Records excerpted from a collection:
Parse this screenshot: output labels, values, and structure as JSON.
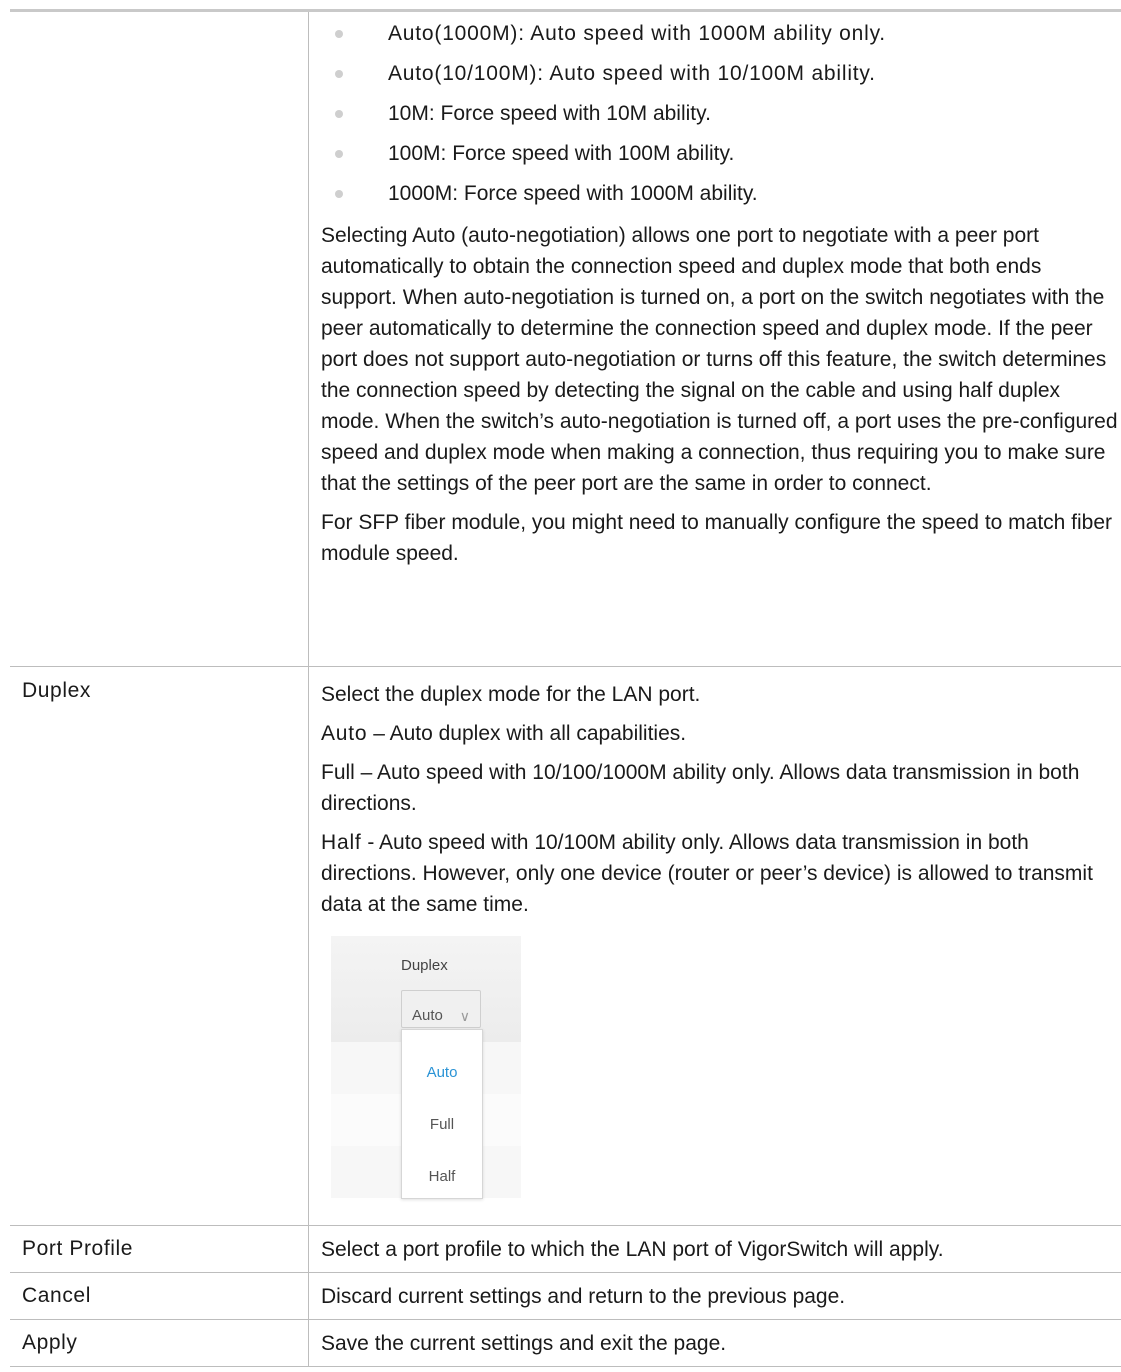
{
  "speed_options": [
    "Auto(1000M): Auto speed with 1000M ability only.",
    "Auto(10/100M): Auto speed with 10/100M ability.",
    "10M: Force speed with 10M ability.",
    "100M: Force speed with 100M ability.",
    "1000M: Force speed with 1000M ability."
  ],
  "speed_para1": "Selecting Auto (auto-negotiation) allows one port to negotiate with a peer port automatically to obtain the connection speed and duplex mode that both ends support. When auto-negotiation is turned on, a port on the switch negotiates with the peer automatically to determine the connection speed and duplex mode. If the peer port does not support auto-negotiation or turns off this feature, the switch determines the connection speed by detecting the signal on the cable and using half duplex mode. When the switch’s auto-negotiation is turned off, a port uses the pre-configured speed and duplex mode when making a connection, thus requiring you to make sure that the settings of the peer port are the same in order to connect.",
  "speed_para2": "For SFP fiber module, you might need to manually configure the speed to match fiber module speed.",
  "duplex": {
    "term": "Duplex",
    "intro": "Select the duplex mode for the LAN port.",
    "auto_key": "Auto",
    "auto_text": " – Auto duplex with all capabilities.",
    "full_text": "Full – Auto speed with 10/100/1000M ability only. Allows data transmission in both directions.",
    "half_key": "Half",
    "half_text": " - Auto speed with 10/100M ability only. Allows data transmission in both directions. However, only one device (router or peer’s device) is allowed to transmit data at the same time.",
    "shot": {
      "header": "Duplex",
      "selected": "Auto",
      "options": [
        "Auto",
        "Full",
        "Half"
      ]
    }
  },
  "port_profile": {
    "term": "Port Profile",
    "desc": "Select a port profile to which the LAN port of VigorSwitch will apply."
  },
  "cancel": {
    "term": "Cancel",
    "desc": "Discard current settings and return to the previous page."
  },
  "apply": {
    "term": "Apply",
    "desc": "Save the current settings and exit the page."
  }
}
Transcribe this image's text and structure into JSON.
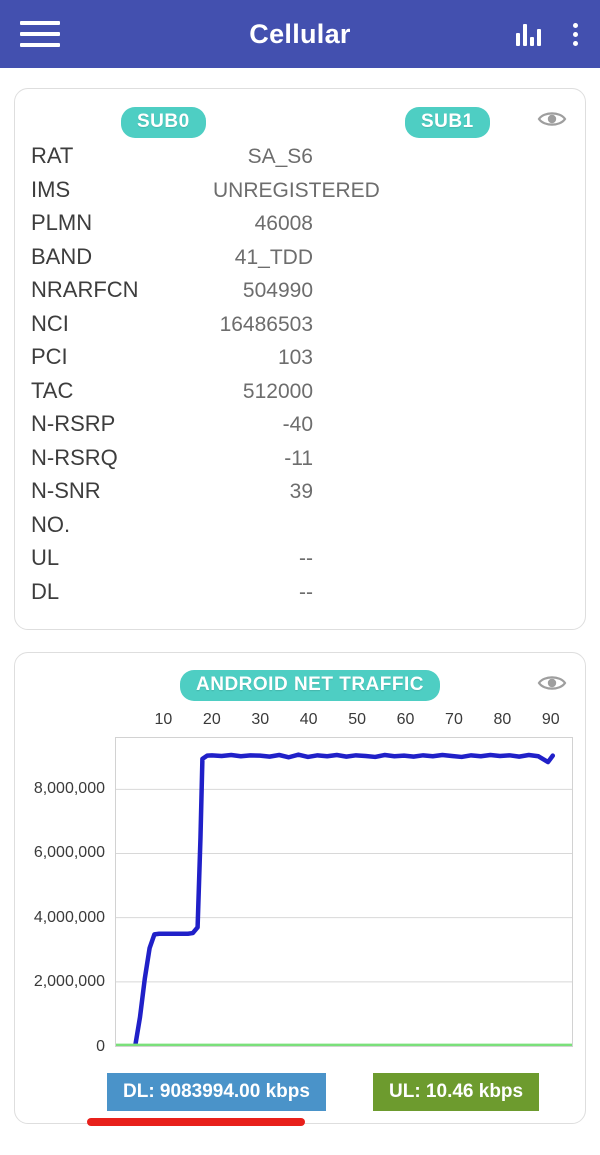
{
  "appbar": {
    "title": "Cellular",
    "menu_icon": "hamburger-menu-icon",
    "chart_icon": "bar-chart-icon",
    "overflow_icon": "more-vertical-icon"
  },
  "info_card": {
    "sub0_label": "SUB0",
    "sub1_label": "SUB1",
    "eye_icon": "eye-icon",
    "rows": [
      {
        "key": "RAT",
        "value": "SA_S6"
      },
      {
        "key": "IMS",
        "value": "UNREGISTERED"
      },
      {
        "key": "PLMN",
        "value": "46008"
      },
      {
        "key": "BAND",
        "value": "41_TDD"
      },
      {
        "key": "NRARFCN",
        "value": "504990"
      },
      {
        "key": "NCI",
        "value": "16486503"
      },
      {
        "key": "PCI",
        "value": "103"
      },
      {
        "key": "TAC",
        "value": "512000"
      },
      {
        "key": "N-RSRP",
        "value": "-40"
      },
      {
        "key": "N-RSRQ",
        "value": "-11"
      },
      {
        "key": "N-SNR",
        "value": "39"
      },
      {
        "key": "NO.",
        "value": ""
      },
      {
        "key": "UL",
        "value": "--"
      },
      {
        "key": "DL",
        "value": "--"
      }
    ]
  },
  "chart_card": {
    "title": "ANDROID NET TRAFFIC",
    "eye_icon": "eye-icon",
    "dl_label": "DL: 9083994.00 kbps",
    "ul_label": "UL: 10.46 kbps"
  },
  "colors": {
    "appbar": "#4350af",
    "badge_teal": "#4ecec3",
    "dl_blue": "#4a93c9",
    "ul_green": "#6d9b2e",
    "line_download": "#2020c8",
    "line_upload": "#7ae07a",
    "annotation_red": "#e8201b"
  },
  "chart_data": {
    "type": "line",
    "title": "ANDROID NET TRAFFIC",
    "xlabel": "",
    "ylabel": "",
    "xlim": [
      0,
      95
    ],
    "ylim": [
      0,
      9600000
    ],
    "grid": true,
    "legend": "none",
    "xticks": [
      10,
      20,
      30,
      40,
      50,
      60,
      70,
      80,
      90
    ],
    "yticks": [
      0,
      2000000,
      4000000,
      6000000,
      8000000
    ],
    "ytick_labels": [
      "0",
      "2,000,000",
      "4,000,000",
      "6,000,000",
      "8,000,000"
    ],
    "xtick_position": "top",
    "series": [
      {
        "name": "Download",
        "color": "#2020c8",
        "x": [
          4,
          5,
          6,
          7,
          8,
          9,
          10,
          11,
          12,
          13,
          14,
          15,
          16,
          17,
          17.6,
          18,
          19,
          20,
          22,
          24,
          26,
          28,
          30,
          32,
          34,
          36,
          38,
          40,
          42,
          44,
          46,
          48,
          50,
          52,
          54,
          56,
          58,
          60,
          62,
          64,
          66,
          68,
          70,
          72,
          74,
          76,
          78,
          80,
          82,
          84,
          86,
          88,
          90,
          91
        ],
        "y": [
          0,
          900000,
          2100000,
          3050000,
          3480000,
          3500000,
          3500000,
          3500000,
          3500000,
          3500000,
          3500000,
          3500000,
          3520000,
          3700000,
          6500000,
          8950000,
          9050000,
          9060000,
          9040000,
          9070000,
          9030000,
          9060000,
          9050000,
          9020000,
          9070000,
          9000000,
          9080000,
          9010000,
          9060000,
          9030000,
          9070000,
          9020000,
          9060000,
          9040000,
          9010000,
          9070000,
          9030000,
          9050000,
          9020000,
          9060000,
          9030000,
          9070000,
          9040000,
          9010000,
          9060000,
          9030000,
          9070000,
          9040000,
          9060000,
          9020000,
          9070000,
          9030000,
          8850000,
          9050000
        ]
      },
      {
        "name": "Upload",
        "color": "#7ae07a",
        "x": [
          0,
          95
        ],
        "y": [
          10460,
          10460
        ]
      }
    ]
  }
}
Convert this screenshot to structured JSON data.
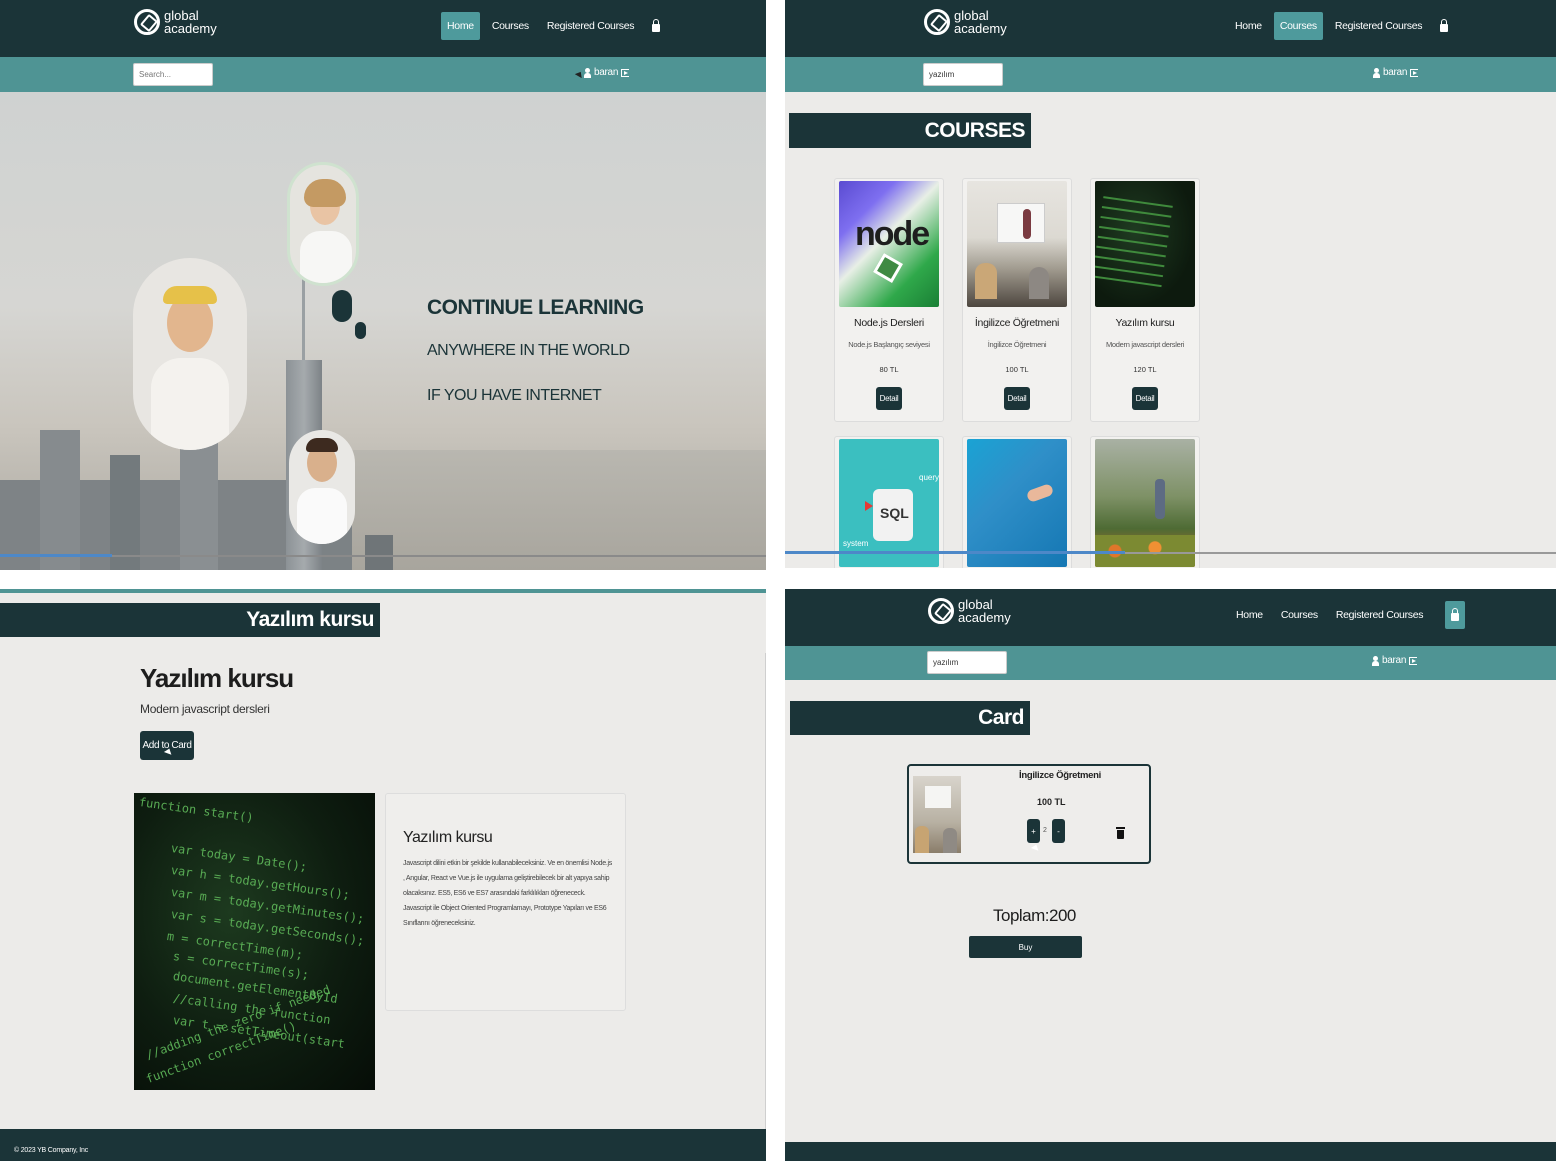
{
  "brand": {
    "line1": "global",
    "line2": "academy"
  },
  "nav": {
    "home": "Home",
    "courses": "Courses",
    "registered": "Registered Courses"
  },
  "user": {
    "name": "baran"
  },
  "q1": {
    "search_placeholder": "Search...",
    "hero_line1": "CONTINUE LEARNING",
    "hero_line2": "ANYWHERE IN THE WORLD",
    "hero_line3": "IF YOU HAVE INTERNET"
  },
  "q2": {
    "search_value": "yazılım",
    "section_title": "COURSES",
    "courses": [
      {
        "title": "Node.js Dersleri",
        "desc": "Node.js Başlangıç seviyesi",
        "price": "80 TL",
        "button": "Detail"
      },
      {
        "title": "İngilizce Öğretmeni",
        "desc": "İngilizce Öğretmeni",
        "price": "100 TL",
        "button": "Detail"
      },
      {
        "title": "Yazılım kursu",
        "desc": "Modern javascript dersleri",
        "price": "120 TL",
        "button": "Detail"
      }
    ],
    "sql_label": "SQL",
    "query_label": "query",
    "system_label": "system"
  },
  "q3": {
    "section_title": "Yazılım kursu",
    "title": "Yazılım kursu",
    "subtitle": "Modern javascript dersleri",
    "add_button": "Add to Card",
    "box_title": "Yazılım kursu",
    "box_text": "Javascript dilini etkin bir şekilde kullanabileceksiniz. Ve en önemlisi Node.js , Angular, React ve Vue.js ile uygulama geliştirebilecek bir alt yapıya sahip olacaksınız. ES5, ES6 ve ES7 arasındaki farklılıkları öğrenececk. Javascript ile Object Oriented Programlamayı, Prototype Yapıları ve ES6 Sınıflarını öğreneceksiniz.",
    "footer": "© 2023 YB Company, Inc",
    "code_lines": [
      "function start()",
      "var today =      Date();",
      "var h = today.getHours();",
      "var m = today.getMinutes();",
      "var s = today.getSeconds();",
      "m = correctTime(m);",
      "s = correctTime(s);",
      "document.getElementById",
      "//calling the function",
      "var t = setTimeout(start",
      "//adding the zero if needed",
      "function correctTime()"
    ]
  },
  "q4": {
    "search_value": "yazılım",
    "section_title": "Card",
    "item_title": "İngilizce Öğretmeni",
    "item_price": "100 TL",
    "plus": "+",
    "minus": "-",
    "qty": "2",
    "total": "Toplam:200",
    "buy": "Buy"
  },
  "colors": {
    "dark": "#1b3438",
    "teal": "#4f9494",
    "bg": "#ecebe9"
  }
}
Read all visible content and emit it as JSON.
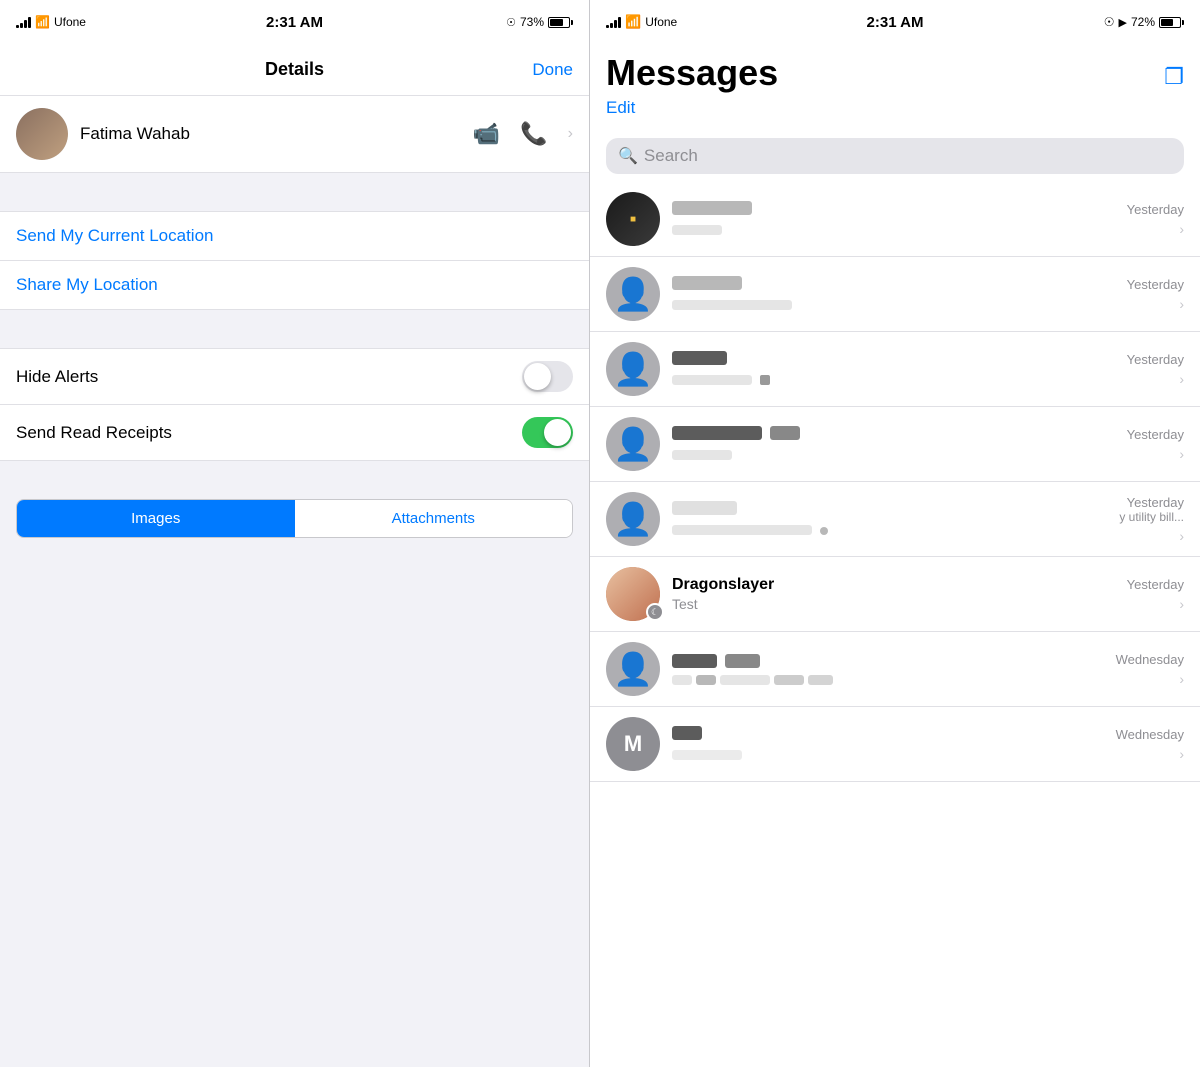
{
  "left": {
    "status_bar": {
      "carrier": "Ufone",
      "time": "2:31 AM",
      "battery": "73%"
    },
    "nav": {
      "title": "Details",
      "done_label": "Done"
    },
    "contact": {
      "name": "Fatima Wahab"
    },
    "list_items": [
      {
        "label": "Send My Current Location"
      },
      {
        "label": "Share My Location"
      }
    ],
    "toggle_items": [
      {
        "label": "Hide Alerts",
        "state": "off"
      },
      {
        "label": "Send Read Receipts",
        "state": "on"
      }
    ],
    "segments": [
      {
        "label": "Images",
        "active": true
      },
      {
        "label": "Attachments",
        "active": false
      }
    ]
  },
  "right": {
    "status_bar": {
      "carrier": "Ufone",
      "time": "2:31 AM",
      "battery": "72%"
    },
    "header": {
      "title": "Messages",
      "edit_label": "Edit"
    },
    "search": {
      "placeholder": "Search"
    },
    "conversations": [
      {
        "name": "redacted1",
        "preview": "redacted_preview1",
        "time": "Yesterday",
        "has_avatar": true,
        "avatar_type": "photo_dark"
      },
      {
        "name": "redacted2",
        "preview": "redacted_preview2",
        "time": "Yesterday",
        "has_avatar": true,
        "avatar_type": "gray_person"
      },
      {
        "name": "redacted3",
        "preview": "redacted_preview3",
        "time": "Yesterday",
        "has_avatar": true,
        "avatar_type": "gray_person"
      },
      {
        "name": "redacted4",
        "preview": "redacted_preview4",
        "time": "Yesterday",
        "has_avatar": true,
        "avatar_type": "gray_person"
      },
      {
        "name": "redacted5",
        "preview": "y utility bill...",
        "time": "Yesterday",
        "has_avatar": true,
        "avatar_type": "gray_person"
      },
      {
        "name": "Dragonslayer",
        "preview": "Test",
        "time": "Yesterday",
        "has_avatar": true,
        "avatar_type": "custom_photo",
        "has_moon": true
      },
      {
        "name": "redacted6",
        "preview": "redacted_preview6",
        "time": "Wednesday",
        "has_avatar": true,
        "avatar_type": "gray_person"
      },
      {
        "name": "M",
        "preview": "redacted_preview7",
        "time": "Wednesday",
        "has_avatar": true,
        "avatar_type": "letter"
      }
    ]
  }
}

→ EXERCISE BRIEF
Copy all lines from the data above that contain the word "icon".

→ SOLUTION
    "menu_icon": "hamburger-menu-icon",
    "chart_icon": "bar-chart-icon",
    "overflow_icon": "more-vertical-icon"
    "eye_icon": "eye-icon",
    "eye_icon": "eye-icon",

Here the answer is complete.